_Dataset rows describing interfaces_.
•••
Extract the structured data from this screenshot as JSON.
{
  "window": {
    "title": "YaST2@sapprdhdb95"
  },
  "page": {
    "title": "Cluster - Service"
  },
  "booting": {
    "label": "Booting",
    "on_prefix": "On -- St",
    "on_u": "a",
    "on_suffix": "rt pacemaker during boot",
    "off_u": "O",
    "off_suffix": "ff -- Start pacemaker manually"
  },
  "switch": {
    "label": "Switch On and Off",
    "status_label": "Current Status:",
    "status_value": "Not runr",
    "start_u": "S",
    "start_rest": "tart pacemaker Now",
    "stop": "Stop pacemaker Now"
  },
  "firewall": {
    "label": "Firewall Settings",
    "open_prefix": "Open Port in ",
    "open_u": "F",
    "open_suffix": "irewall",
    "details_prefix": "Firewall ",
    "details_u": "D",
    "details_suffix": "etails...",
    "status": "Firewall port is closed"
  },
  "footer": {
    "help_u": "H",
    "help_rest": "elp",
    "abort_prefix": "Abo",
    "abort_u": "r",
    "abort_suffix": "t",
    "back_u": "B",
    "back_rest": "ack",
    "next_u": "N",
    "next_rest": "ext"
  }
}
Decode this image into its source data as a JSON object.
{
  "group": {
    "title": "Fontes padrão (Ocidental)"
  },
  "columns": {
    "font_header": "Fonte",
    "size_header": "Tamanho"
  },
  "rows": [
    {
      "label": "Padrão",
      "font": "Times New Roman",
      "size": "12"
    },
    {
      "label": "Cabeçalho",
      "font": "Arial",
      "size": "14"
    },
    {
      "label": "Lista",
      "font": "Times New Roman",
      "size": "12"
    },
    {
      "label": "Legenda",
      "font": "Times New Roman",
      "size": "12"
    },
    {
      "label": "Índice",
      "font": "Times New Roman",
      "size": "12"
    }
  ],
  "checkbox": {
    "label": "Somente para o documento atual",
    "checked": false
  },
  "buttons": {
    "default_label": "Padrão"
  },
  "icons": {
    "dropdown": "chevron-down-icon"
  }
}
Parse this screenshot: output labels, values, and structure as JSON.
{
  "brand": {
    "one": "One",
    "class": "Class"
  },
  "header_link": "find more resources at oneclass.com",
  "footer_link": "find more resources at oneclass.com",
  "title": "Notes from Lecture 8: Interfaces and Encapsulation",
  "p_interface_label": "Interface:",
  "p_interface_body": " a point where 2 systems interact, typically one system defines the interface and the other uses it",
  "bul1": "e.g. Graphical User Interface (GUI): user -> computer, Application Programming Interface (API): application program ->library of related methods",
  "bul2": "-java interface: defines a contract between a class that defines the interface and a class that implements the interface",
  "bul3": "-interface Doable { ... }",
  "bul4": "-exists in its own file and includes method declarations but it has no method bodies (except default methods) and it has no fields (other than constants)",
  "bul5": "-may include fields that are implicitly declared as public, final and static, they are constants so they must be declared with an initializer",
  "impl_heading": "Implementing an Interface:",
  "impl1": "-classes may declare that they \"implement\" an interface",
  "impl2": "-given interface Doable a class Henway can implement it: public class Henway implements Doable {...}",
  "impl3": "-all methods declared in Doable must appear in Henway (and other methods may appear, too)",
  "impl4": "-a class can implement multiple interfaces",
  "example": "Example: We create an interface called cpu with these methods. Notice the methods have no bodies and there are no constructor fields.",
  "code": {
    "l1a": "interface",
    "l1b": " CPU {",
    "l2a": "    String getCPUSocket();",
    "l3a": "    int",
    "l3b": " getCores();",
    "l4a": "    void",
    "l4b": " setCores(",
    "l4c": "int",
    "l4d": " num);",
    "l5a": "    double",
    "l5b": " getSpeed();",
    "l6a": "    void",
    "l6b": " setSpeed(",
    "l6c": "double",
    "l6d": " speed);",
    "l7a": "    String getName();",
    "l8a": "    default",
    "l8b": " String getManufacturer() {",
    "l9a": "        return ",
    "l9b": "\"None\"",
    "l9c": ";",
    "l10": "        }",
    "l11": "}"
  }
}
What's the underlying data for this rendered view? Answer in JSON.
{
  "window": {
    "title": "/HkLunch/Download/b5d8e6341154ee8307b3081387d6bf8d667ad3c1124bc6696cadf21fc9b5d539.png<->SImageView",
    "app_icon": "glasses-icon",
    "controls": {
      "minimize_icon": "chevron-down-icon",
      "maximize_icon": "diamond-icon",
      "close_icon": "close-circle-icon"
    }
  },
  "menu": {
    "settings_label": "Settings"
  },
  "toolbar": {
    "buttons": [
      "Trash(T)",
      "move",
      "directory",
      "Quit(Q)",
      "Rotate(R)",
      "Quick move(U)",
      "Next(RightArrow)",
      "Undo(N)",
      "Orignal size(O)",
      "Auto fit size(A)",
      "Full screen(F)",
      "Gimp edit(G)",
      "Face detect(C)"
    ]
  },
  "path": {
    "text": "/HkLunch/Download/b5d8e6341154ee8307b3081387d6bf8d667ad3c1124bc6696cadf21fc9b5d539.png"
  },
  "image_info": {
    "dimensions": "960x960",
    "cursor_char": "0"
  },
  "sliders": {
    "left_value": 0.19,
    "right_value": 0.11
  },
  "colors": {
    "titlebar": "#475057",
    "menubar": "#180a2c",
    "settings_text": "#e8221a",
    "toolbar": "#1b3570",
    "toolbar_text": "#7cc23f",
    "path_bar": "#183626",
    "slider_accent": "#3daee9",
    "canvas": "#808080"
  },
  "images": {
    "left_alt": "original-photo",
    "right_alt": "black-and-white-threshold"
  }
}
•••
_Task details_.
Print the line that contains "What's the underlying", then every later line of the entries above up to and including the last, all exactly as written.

_Answer box_.
What's the underlying data for this rendered view? Answer in JSON.
{
  "window": {
    "title": "/HkLunch/Download/b5d8e6341154ee8307b3081387d6bf8d667ad3c1124bc6696cadf21fc9b5d539.png<->SImageView",
    "app_icon": "glasses-icon",
    "controls": {
      "minimize_icon": "chevron-down-icon",
      "maximize_icon": "diamond-icon",
      "close_icon": "close-circle-icon"
    }
  },
  "menu": {
    "settings_label": "Settings"
  },
  "toolbar": {
    "buttons": [
      "Trash(T)",
      "move",
      "directory",
      "Quit(Q)",
      "Rotate(R)",
      "Quick move(U)",
      "Next(RightArrow)",
      "Undo(N)",
      "Orignal size(O)",
      "Auto fit size(A)",
      "Full screen(F)",
      "Gimp edit(G)",
      "Face detect(C)"
    ]
  },
  "path": {
    "text": "/HkLunch/Download/b5d8e6341154ee8307b3081387d6bf8d667ad3c1124bc6696cadf21fc9b5d539.png"
  },
  "image_info": {
    "dimensions": "960x960",
    "cursor_char": "0"
  },
  "sliders": {
    "left_value": 0.19,
    "right_value": 0.11
  },
  "colors": {
    "titlebar": "#475057",
    "menubar": "#180a2c",
    "settings_text": "#e8221a",
    "toolbar": "#1b3570",
    "toolbar_text": "#7cc23f",
    "path_bar": "#183626",
    "slider_accent": "#3daee9",
    "canvas": "#808080"
  },
  "images": {
    "left_alt": "original-photo",
    "right_alt": "black-and-white-threshold"
  }
}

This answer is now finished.